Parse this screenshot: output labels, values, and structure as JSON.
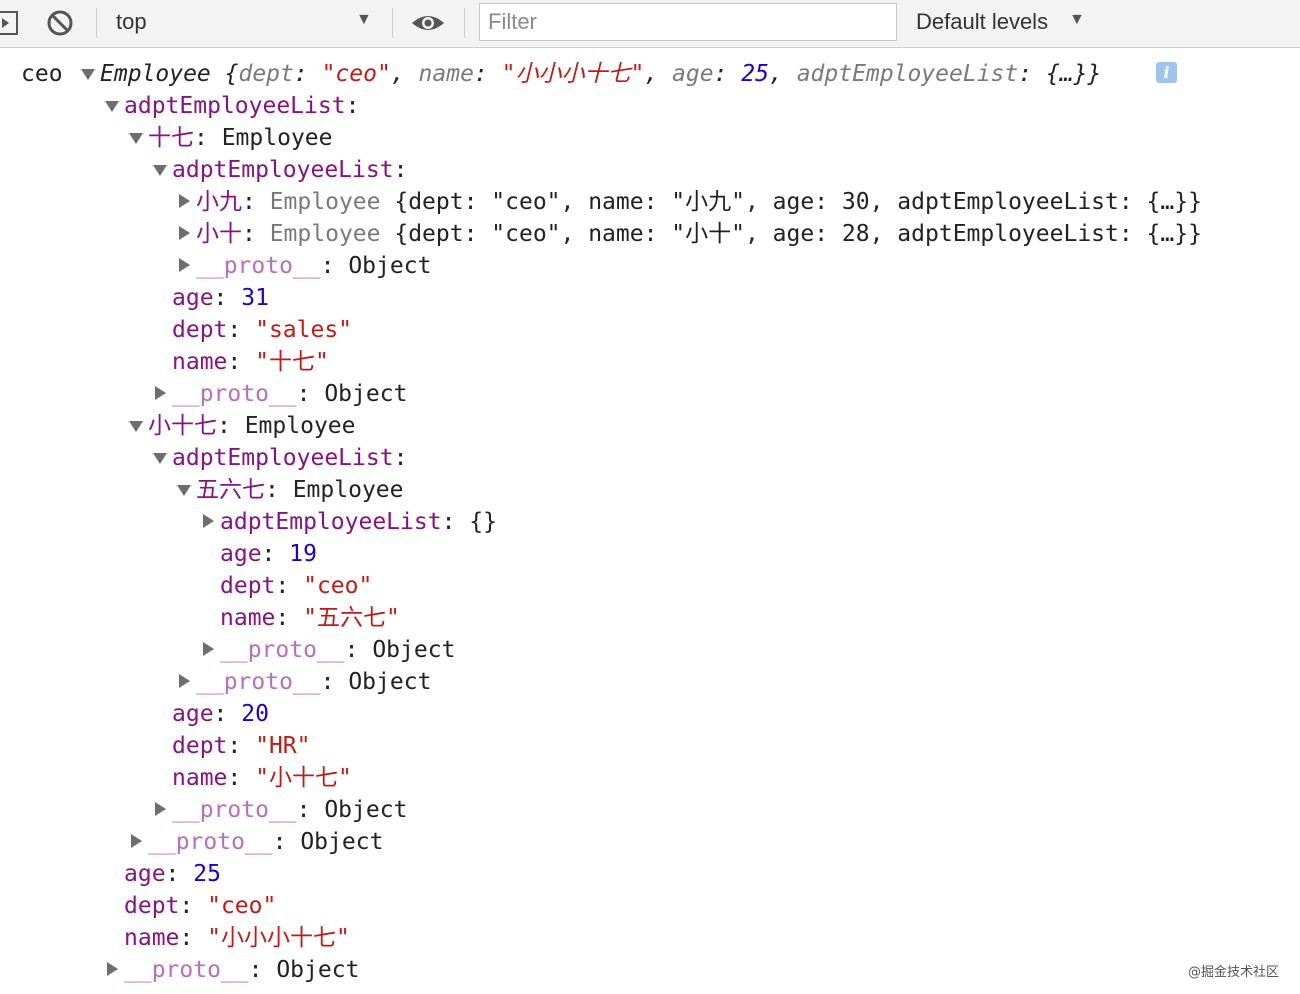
{
  "toolbar": {
    "context": "top",
    "filter_placeholder": "Filter",
    "levels": "Default levels",
    "icons": [
      "sidebar-toggle-icon",
      "clear-console-icon",
      "eye-icon",
      "dropdown-arrow-icon"
    ]
  },
  "console": {
    "source": "ceo",
    "summary": {
      "cls": "Employee",
      "open": " {",
      "k_dept": "dept",
      "v_dept": "\"ceo\"",
      "k_name": "name",
      "v_name": "\"小小小十七\"",
      "k_age": "age",
      "v_age": "25",
      "k_list": "adptEmployeeList",
      "v_list": "{…}}",
      "sep": ": ",
      "comma": ", "
    },
    "labels": {
      "adptEmployeeList": "adptEmployeeList",
      "proto": "__proto__",
      "object": "Object",
      "employee": "Employee",
      "age": "age",
      "dept": "dept",
      "name": "name",
      "empty_obj": "{}",
      "colon": ": ",
      "colon_only": ":"
    },
    "nodes": {
      "shiqi_key": "十七",
      "xiaojiu_key": "小九",
      "xiaojiu_value": "{dept: \"ceo\", name: \"小九\", age: 30, adptEmployeeList: {…}}",
      "xiaoshi_key": "小十",
      "xiaoshi_value": "{dept: \"ceo\", name: \"小十\", age: 28, adptEmployeeList: {…}}",
      "shiqi_age": "31",
      "shiqi_dept": "\"sales\"",
      "shiqi_name": "\"十七\"",
      "xiaoshiqi_key": "小十七",
      "wuliuqi_key": "五六七",
      "wuliuqi_age": "19",
      "wuliuqi_dept": "\"ceo\"",
      "wuliuqi_name": "\"五六七\"",
      "xiaoshiqi_age": "20",
      "xiaoshiqi_dept": "\"HR\"",
      "xiaoshiqi_name": "\"小十七\"",
      "root_age": "25",
      "root_dept": "\"ceo\"",
      "root_name": "\"小小小十七\""
    }
  },
  "watermark": "@掘金技术社区",
  "colors": {
    "key": "#881280",
    "proto_key": "#b871b6",
    "string": "#c41a16",
    "number": "#1c00cf",
    "info_badge": "#9fc4ee"
  }
}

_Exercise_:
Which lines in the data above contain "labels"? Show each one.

_Answer to this problem_:
Parse this screenshot: output labels, values, and structure as JSON.
    "labels": {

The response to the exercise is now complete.